- DIRECTIONS FOR THIS TASK
Once you have read the entries below, write them all out again exactly.
═══
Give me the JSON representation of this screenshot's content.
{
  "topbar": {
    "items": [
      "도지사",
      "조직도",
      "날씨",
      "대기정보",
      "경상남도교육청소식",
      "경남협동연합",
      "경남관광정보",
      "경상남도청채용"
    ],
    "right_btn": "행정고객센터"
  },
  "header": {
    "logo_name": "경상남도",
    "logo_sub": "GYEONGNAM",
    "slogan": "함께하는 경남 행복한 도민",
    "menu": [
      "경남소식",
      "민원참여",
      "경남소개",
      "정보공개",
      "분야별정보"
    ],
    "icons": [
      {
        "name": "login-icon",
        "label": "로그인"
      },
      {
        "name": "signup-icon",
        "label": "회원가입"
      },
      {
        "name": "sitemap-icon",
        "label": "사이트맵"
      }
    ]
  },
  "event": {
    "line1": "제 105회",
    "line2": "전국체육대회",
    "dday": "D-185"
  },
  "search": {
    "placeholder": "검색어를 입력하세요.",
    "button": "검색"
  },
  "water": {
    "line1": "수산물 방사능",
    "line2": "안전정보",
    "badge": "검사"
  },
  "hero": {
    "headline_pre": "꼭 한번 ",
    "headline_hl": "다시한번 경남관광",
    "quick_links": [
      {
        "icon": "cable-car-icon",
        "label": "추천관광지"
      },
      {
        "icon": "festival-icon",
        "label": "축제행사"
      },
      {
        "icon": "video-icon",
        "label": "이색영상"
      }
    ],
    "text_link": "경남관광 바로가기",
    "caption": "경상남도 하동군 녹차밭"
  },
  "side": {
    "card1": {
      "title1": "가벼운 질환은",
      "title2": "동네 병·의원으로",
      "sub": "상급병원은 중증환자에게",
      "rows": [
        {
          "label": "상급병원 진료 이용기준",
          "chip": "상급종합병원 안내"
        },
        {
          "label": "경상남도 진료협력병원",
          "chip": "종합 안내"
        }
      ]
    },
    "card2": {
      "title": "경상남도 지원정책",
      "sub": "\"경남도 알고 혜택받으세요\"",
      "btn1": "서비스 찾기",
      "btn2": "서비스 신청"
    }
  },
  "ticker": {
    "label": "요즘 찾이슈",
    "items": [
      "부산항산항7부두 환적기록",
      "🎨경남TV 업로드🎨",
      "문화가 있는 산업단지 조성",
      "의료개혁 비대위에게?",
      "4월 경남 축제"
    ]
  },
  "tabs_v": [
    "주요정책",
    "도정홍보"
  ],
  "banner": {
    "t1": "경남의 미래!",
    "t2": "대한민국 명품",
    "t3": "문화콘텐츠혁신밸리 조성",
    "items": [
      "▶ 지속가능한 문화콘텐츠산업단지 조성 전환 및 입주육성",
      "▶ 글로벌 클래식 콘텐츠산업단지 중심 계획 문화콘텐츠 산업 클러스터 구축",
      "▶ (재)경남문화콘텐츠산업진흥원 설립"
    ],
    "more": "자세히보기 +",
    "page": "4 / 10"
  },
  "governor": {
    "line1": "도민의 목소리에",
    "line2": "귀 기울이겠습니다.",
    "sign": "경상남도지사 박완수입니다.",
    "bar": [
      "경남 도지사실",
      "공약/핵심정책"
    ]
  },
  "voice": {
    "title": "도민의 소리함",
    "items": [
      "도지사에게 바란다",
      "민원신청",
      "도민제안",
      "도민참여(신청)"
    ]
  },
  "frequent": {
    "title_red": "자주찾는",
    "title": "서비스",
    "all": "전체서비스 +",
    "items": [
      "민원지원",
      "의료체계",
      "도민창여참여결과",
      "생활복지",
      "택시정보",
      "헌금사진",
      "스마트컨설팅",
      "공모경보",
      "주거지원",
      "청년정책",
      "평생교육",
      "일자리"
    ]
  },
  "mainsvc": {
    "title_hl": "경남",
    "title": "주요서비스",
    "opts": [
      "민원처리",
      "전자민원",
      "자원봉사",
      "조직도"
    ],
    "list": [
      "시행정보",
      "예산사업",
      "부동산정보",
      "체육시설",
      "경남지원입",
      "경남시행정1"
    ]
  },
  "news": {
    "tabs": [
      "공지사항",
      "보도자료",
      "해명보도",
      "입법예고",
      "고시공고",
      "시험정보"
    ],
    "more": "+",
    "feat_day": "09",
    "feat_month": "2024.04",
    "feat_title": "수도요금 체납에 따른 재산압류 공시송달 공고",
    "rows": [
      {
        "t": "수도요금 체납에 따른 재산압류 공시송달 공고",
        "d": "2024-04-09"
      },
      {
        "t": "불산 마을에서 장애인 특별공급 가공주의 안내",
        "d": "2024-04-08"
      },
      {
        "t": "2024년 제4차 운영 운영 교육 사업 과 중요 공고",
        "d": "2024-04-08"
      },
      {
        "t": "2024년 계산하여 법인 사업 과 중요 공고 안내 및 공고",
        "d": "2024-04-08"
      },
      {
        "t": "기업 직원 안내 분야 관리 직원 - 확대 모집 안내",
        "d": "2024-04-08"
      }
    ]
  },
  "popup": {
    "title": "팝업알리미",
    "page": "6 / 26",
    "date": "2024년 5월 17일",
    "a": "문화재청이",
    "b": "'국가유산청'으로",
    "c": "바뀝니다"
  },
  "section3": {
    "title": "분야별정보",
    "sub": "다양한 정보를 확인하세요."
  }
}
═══
- WRITTEN ANSWER
Give me the JSON representation of this screenshot's content.
{
  "topbar": {
    "items": [
      "도지사",
      "조직도",
      "날씨",
      "대기정보",
      "경상남도교육청소식",
      "경남협동연합",
      "경남관광정보",
      "경상남도청채용"
    ],
    "right_btn": "행정고객센터"
  },
  "header": {
    "logo_name": "경상남도",
    "logo_sub": "GYEONGNAM",
    "slogan": "함께하는 경남 행복한 도민",
    "menu": [
      "경남소식",
      "민원참여",
      "경남소개",
      "정보공개",
      "분야별정보"
    ],
    "icons": [
      {
        "name": "login-icon",
        "label": "로그인"
      },
      {
        "name": "signup-icon",
        "label": "회원가입"
      },
      {
        "name": "sitemap-icon",
        "label": "사이트맵"
      }
    ]
  },
  "event": {
    "line1": "제 105회",
    "line2": "전국체육대회",
    "dday": "D-185"
  },
  "search": {
    "placeholder": "검색어를 입력하세요.",
    "button": "검색"
  },
  "water": {
    "line1": "수산물 방사능",
    "line2": "안전정보",
    "badge": "검사"
  },
  "hero": {
    "headline_pre": "꼭 한번 ",
    "headline_hl": "다시한번 경남관광",
    "quick_links": [
      {
        "icon": "cable-car-icon",
        "label": "추천관광지"
      },
      {
        "icon": "festival-icon",
        "label": "축제행사"
      },
      {
        "icon": "video-icon",
        "label": "이색영상"
      }
    ],
    "text_link": "경남관광 바로가기",
    "caption": "경상남도 하동군 녹차밭"
  },
  "side": {
    "card1": {
      "title1": "가벼운 질환은",
      "title2": "동네 병·의원으로",
      "sub": "상급병원은 중증환자에게",
      "rows": [
        {
          "label": "상급병원 진료 이용기준",
          "chip": "상급종합병원 안내"
        },
        {
          "label": "경상남도 진료협력병원",
          "chip": "종합 안내"
        }
      ]
    },
    "card2": {
      "title": "경상남도 지원정책",
      "sub": "\"경남도 알고 혜택받으세요\"",
      "btn1": "서비스 찾기",
      "btn2": "서비스 신청"
    }
  },
  "ticker": {
    "label": "요즘 찾이슈",
    "items": [
      "부산항산항7부두 환적기록",
      "🎨경남TV 업로드🎨",
      "문화가 있는 산업단지 조성",
      "의료개혁 비대위에게?",
      "4월 경남 축제"
    ]
  },
  "tabs_v": [
    "주요정책",
    "도정홍보"
  ],
  "banner": {
    "t1": "경남의 미래!",
    "t2": "대한민국 명품",
    "t3": "문화콘텐츠혁신밸리 조성",
    "items": [
      "▶ 지속가능한 문화콘텐츠산업단지 조성 전환 및 입주육성",
      "▶ 글로벌 클래식 콘텐츠산업단지 중심 계획 문화콘텐츠 산업 클러스터 구축",
      "▶ (재)경남문화콘텐츠산업진흥원 설립"
    ],
    "more": "자세히보기 +",
    "page": "4 / 10"
  },
  "governor": {
    "line1": "도민의 목소리에",
    "line2": "귀 기울이겠습니다.",
    "sign": "경상남도지사 박완수입니다.",
    "bar": [
      "경남 도지사실",
      "공약/핵심정책"
    ]
  },
  "voice": {
    "title": "도민의 소리함",
    "items": [
      "도지사에게 바란다",
      "민원신청",
      "도민제안",
      "도민참여(신청)"
    ]
  },
  "frequent": {
    "title_red": "자주찾는",
    "title": "서비스",
    "all": "전체서비스 +",
    "items": [
      "민원지원",
      "의료체계",
      "도민창여참여결과",
      "생활복지",
      "택시정보",
      "헌금사진",
      "스마트컨설팅",
      "공모경보",
      "주거지원",
      "청년정책",
      "평생교육",
      "일자리"
    ]
  },
  "mainsvc": {
    "title_hl": "경남",
    "title": "주요서비스",
    "opts": [
      "민원처리",
      "전자민원",
      "자원봉사",
      "조직도"
    ],
    "list": [
      "시행정보",
      "예산사업",
      "부동산정보",
      "체육시설",
      "경남지원입",
      "경남시행정1"
    ]
  },
  "news": {
    "tabs": [
      "공지사항",
      "보도자료",
      "해명보도",
      "입법예고",
      "고시공고",
      "시험정보"
    ],
    "more": "+",
    "feat_day": "09",
    "feat_month": "2024.04",
    "feat_title": "수도요금 체납에 따른 재산압류 공시송달 공고",
    "rows": [
      {
        "t": "수도요금 체납에 따른 재산압류 공시송달 공고",
        "d": "2024-04-09"
      },
      {
        "t": "불산 마을에서 장애인 특별공급 가공주의 안내",
        "d": "2024-04-08"
      },
      {
        "t": "2024년 제4차 운영 운영 교육 사업 과 중요 공고",
        "d": "2024-04-08"
      },
      {
        "t": "2024년 계산하여 법인 사업 과 중요 공고 안내 및 공고",
        "d": "2024-04-08"
      },
      {
        "t": "기업 직원 안내 분야 관리 직원 - 확대 모집 안내",
        "d": "2024-04-08"
      }
    ]
  },
  "popup": {
    "title": "팝업알리미",
    "page": "6 / 26",
    "date": "2024년 5월 17일",
    "a": "문화재청이",
    "b": "'국가유산청'으로",
    "c": "바뀝니다"
  },
  "section3": {
    "title": "분야별정보",
    "sub": "다양한 정보를 확인하세요."
  }
}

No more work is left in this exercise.